It’s important that not just one device learns at its own rate, but all the devices learn based on the aggregated experience of the devices that have been deployed out in the field, and have picked up these exceptions. When we bring these exceptions back, we learn, we tweak the rules and we push the rules back out again. There’s a balance between what happens in the centralised analytics platform verses what we push out to the edge.
Can you give some advice on how businesses can work together to speed up smart city deployments?
Smart city is a very big umbrella. You can do a lot of things underneath this idea of smart cities, and not to try and solve it in one go. You have to look at what is the pain point of each individual city, and they’re not going to be the same. Some cities will have pain points relating to quality of life, while others will relate to improving the transportation infrastructure. Figuring out the pain points for the citizens in this particular city, and then look to create a roadmap for incrementally bringing in other smart city technology deployments in line with that.

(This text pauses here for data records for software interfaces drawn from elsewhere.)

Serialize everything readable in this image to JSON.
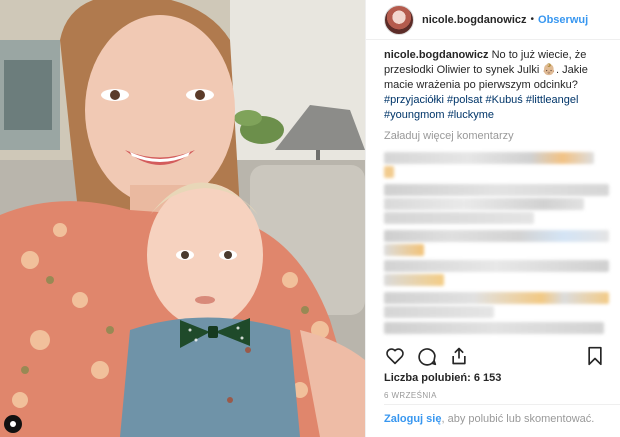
{
  "post": {
    "username": "nicole.bogdanowicz",
    "separator": "•",
    "follow_label": "Obserwuj",
    "caption_user": "nicole.bogdanowicz",
    "caption_text": " No to już wiecie, że przesłodki Oliwier to synek Julki 👶🏼. Jakie macie wrażenia po pierwszym odcinku?",
    "hashtags": "#przyjaciółki #polsat #Kubuś #littleangel #youngmom #luckyme",
    "load_more": "Załaduj więcej komentarzy",
    "likes_label": "Liczba polubień:",
    "likes_count": "6 153",
    "date": "6 WRZEŚNIA",
    "login_link": "Zaloguj się",
    "login_text": ", aby polubić lub skomentować."
  },
  "icons": {
    "like": "heart-icon",
    "comment": "comment-icon",
    "share": "share-icon",
    "save": "bookmark-icon"
  },
  "colors": {
    "accent": "#3897f0",
    "hashtag": "#003569",
    "muted": "#999999",
    "text": "#262626"
  }
}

For example, in Singapore we started out working with the land transport agency (LPA) to understand the transportation infrastructure. We started that very small and very simple. We looked at public buses and public trains, and then over time you can expand into other areas. In Singapore they are able to track the taxi cabs, and then you expand to private cars.
Once you have this complete picture, you can understand how to serve the citizens in an incremental way. The question, for us, is how to bring advanced analytics and digital intelligence into different domains. So, avoid the Big Bang theory and take an incremental approach, which is focused on areas where we can solve a visible problem that’s going to return a higher quality of life to the citizens.
In other cities we started with energy, and smart metering and smart grid – how can we do that more effectively. In places like LA and San Francisco that was a big focus area working with, for example, Pacific Gas and Electric or Southern California Edison, to address those energy problems. Start with a particular focus area and then have a roadmap for how it’s going to deliver value to other areas, and become self-funding as quickly as possible. Municipalities are always short of money, you don’t want to have to “raise taxes” to make these happen, and so to the extent we can bring higher quality of life and do that with more efficiency this is the winning combination.
Singapore is a unique place, because they have a very clear vision and very strong leadership. The average city or nation does not have these same capabilities. You have to meet each city where they are.